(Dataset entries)
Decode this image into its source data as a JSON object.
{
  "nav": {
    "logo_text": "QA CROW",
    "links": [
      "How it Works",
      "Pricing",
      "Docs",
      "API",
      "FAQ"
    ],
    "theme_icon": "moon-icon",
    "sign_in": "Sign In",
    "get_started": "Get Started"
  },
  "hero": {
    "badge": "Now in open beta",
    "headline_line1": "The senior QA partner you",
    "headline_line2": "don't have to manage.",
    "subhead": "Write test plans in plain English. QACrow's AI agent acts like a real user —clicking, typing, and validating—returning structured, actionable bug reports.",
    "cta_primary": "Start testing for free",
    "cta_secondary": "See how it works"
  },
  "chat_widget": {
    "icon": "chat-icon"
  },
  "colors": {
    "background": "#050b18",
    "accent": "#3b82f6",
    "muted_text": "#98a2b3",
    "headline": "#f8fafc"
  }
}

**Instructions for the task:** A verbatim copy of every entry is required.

**Response to the task:**
Decode this image into its source data as a JSON object.
{
  "nav": {
    "logo_text": "QA CROW",
    "links": [
      "How it Works",
      "Pricing",
      "Docs",
      "API",
      "FAQ"
    ],
    "theme_icon": "moon-icon",
    "sign_in": "Sign In",
    "get_started": "Get Started"
  },
  "hero": {
    "badge": "Now in open beta",
    "headline_line1": "The senior QA partner you",
    "headline_line2": "don't have to manage.",
    "subhead": "Write test plans in plain English. QACrow's AI agent acts like a real user —clicking, typing, and validating—returning structured, actionable bug reports.",
    "cta_primary": "Start testing for free",
    "cta_secondary": "See how it works"
  },
  "chat_widget": {
    "icon": "chat-icon"
  },
  "colors": {
    "background": "#050b18",
    "accent": "#3b82f6",
    "muted_text": "#98a2b3",
    "headline": "#f8fafc"
  }
}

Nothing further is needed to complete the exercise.